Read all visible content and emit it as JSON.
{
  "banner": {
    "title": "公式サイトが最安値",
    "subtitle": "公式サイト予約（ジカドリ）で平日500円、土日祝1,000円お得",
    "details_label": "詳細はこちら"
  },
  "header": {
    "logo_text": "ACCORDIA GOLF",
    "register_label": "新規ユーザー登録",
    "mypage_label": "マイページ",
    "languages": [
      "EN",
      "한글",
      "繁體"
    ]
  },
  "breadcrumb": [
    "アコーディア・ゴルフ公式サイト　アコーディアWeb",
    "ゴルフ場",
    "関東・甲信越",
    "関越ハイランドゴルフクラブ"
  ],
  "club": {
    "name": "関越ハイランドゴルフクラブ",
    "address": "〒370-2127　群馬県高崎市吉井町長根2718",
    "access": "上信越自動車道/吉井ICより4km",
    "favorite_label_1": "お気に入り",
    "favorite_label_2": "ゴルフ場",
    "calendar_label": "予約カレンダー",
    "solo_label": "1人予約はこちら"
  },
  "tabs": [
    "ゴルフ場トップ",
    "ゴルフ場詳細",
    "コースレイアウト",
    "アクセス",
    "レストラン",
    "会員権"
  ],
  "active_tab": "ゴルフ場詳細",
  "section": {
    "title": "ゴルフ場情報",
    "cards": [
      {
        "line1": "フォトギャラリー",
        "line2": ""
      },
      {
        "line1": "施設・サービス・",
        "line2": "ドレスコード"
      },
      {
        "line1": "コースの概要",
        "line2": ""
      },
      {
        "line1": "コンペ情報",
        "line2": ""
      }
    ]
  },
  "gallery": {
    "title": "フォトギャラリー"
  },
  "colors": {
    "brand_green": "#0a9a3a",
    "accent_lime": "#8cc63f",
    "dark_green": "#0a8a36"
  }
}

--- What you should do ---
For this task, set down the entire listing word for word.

--- Worked solution ---
Read all visible content and emit it as JSON.
{
  "banner": {
    "title": "公式サイトが最安値",
    "subtitle": "公式サイト予約（ジカドリ）で平日500円、土日祝1,000円お得",
    "details_label": "詳細はこちら"
  },
  "header": {
    "logo_text": "ACCORDIA GOLF",
    "register_label": "新規ユーザー登録",
    "mypage_label": "マイページ",
    "languages": [
      "EN",
      "한글",
      "繁體"
    ]
  },
  "breadcrumb": [
    "アコーディア・ゴルフ公式サイト　アコーディアWeb",
    "ゴルフ場",
    "関東・甲信越",
    "関越ハイランドゴルフクラブ"
  ],
  "club": {
    "name": "関越ハイランドゴルフクラブ",
    "address": "〒370-2127　群馬県高崎市吉井町長根2718",
    "access": "上信越自動車道/吉井ICより4km",
    "favorite_label_1": "お気に入り",
    "favorite_label_2": "ゴルフ場",
    "calendar_label": "予約カレンダー",
    "solo_label": "1人予約はこちら"
  },
  "tabs": [
    "ゴルフ場トップ",
    "ゴルフ場詳細",
    "コースレイアウト",
    "アクセス",
    "レストラン",
    "会員権"
  ],
  "active_tab": "ゴルフ場詳細",
  "section": {
    "title": "ゴルフ場情報",
    "cards": [
      {
        "line1": "フォトギャラリー",
        "line2": ""
      },
      {
        "line1": "施設・サービス・",
        "line2": "ドレスコード"
      },
      {
        "line1": "コースの概要",
        "line2": ""
      },
      {
        "line1": "コンペ情報",
        "line2": ""
      }
    ]
  },
  "gallery": {
    "title": "フォトギャラリー"
  },
  "colors": {
    "brand_green": "#0a9a3a",
    "accent_lime": "#8cc63f",
    "dark_green": "#0a8a36"
  }
}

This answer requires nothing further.